The White House believes that expanding economic and commercial ties with Cuba will precipitate changes in democracy and governance on the island. Administration officials see business deals as hard to undo once they are in place, so they will go furthest toward making the president’s opening to Cuba a permanent feature of U.S. foreign policy.
Despite enthusiasm among U.S. companies to do business in Cuba, few have announced deals. Airbnb Inc. launched there last year and Sprint Corp. S -0.54 % and Verizon Wireless currently offer roaming service on the island.
Showtime’s “House of Lies” shot an episode there and Universal Pictures’ “Fast and Furious 8” is expected to film there this year. The American DJ and music producer Diplo and his electronic group Major Lazer recently hosted a concert attended by as many as 400,000 people.
U.S. airlines are competing for approval to fly commercial routes between the two countries under a civil aviation agreement signed in Havana earlier this year. Commercial flights are expected to begin this fall.
For any U.S. firm, negotiating a business deal in Cuba is difficult and time- consuming, carrying uncertainties in an environment that amounts to uncharted territory for nearly everyone involved. U.S. law prohibits most business transactions, but even business activities that are allowed can take time to execute in Cuba because of the complexities of the country’s bureaucracy.
“When projects require official action by the Cuban government, whether that means the Ministry of Communications or the Ministry of Transportation, I feel like it’s not an efficient process to obtain those approvals,” said Matthew Aho, a special adviser on Cuba at the Akerman law firm, who has shuttled back and forth to Cuba with clients 25 times over the past 15 months. “It can be difficult to discern at times who’s actually making decisions about whether to approve or not approve a project.”
Mr. Obama’s Cuba normalization push still faces strong opposition from Republicans. In Thursday’s Republican presidential debate in Miami, Donald Trump, Sen. Marco Rubio (R., Fla.) and Sen. Ted Cruz (R., Texas) all vowed to reverse diplomatic relations with Havana, saying the U.S. had gotten a bad deal in December 2014.
“There has not been a single democratic opening; not a single change on the island in human rights.
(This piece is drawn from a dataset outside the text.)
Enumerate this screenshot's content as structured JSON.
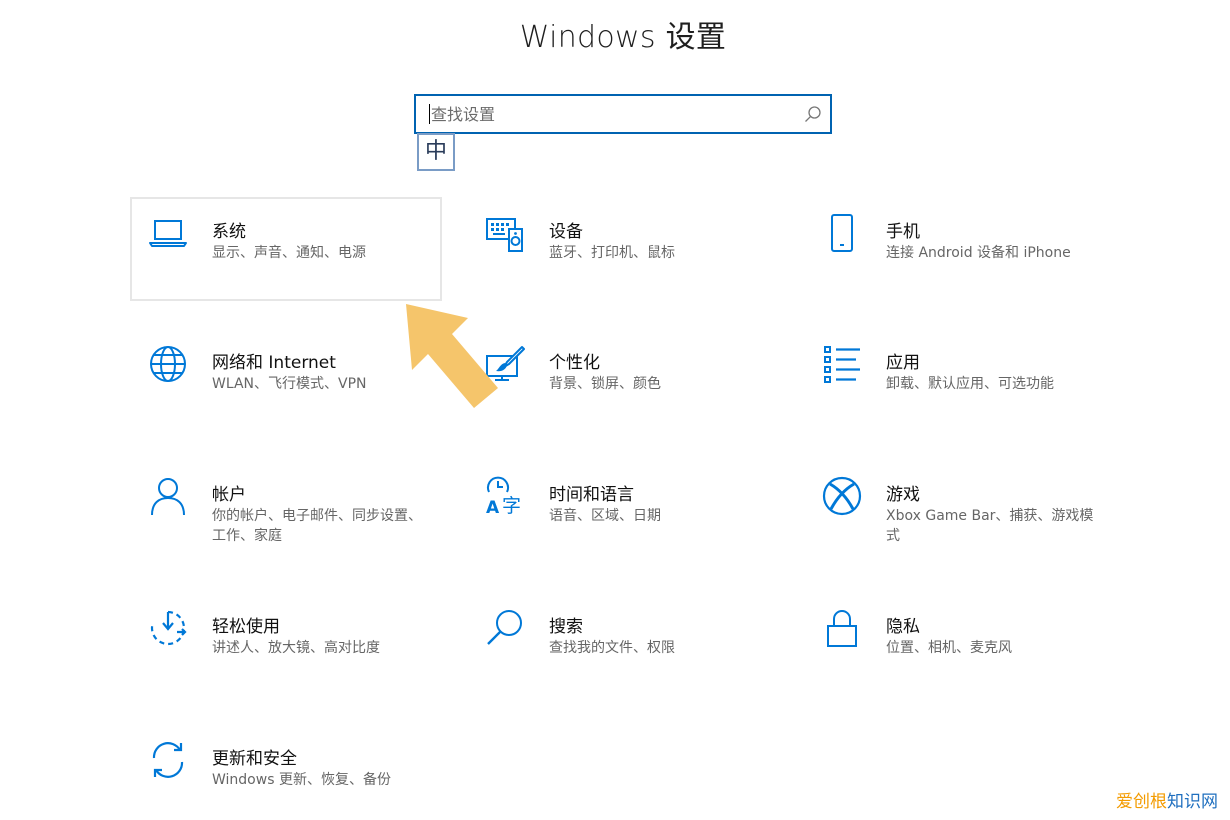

In fact, things are worse than they were before this opening,” Mr. Rubio said.
James Williams, president of pro-normalization advocacy group Engage Cuba, said securing deals before Mr. Obama leaves office advances his thaw and strengthens the case for full normalization.
“Every deal that happens shows we’re only moving forward and makes the whole process irreversible,” Mr. Williams said. “It also argues for why we need a full lifting of the embargo, to get the real major deals that we all want to see.”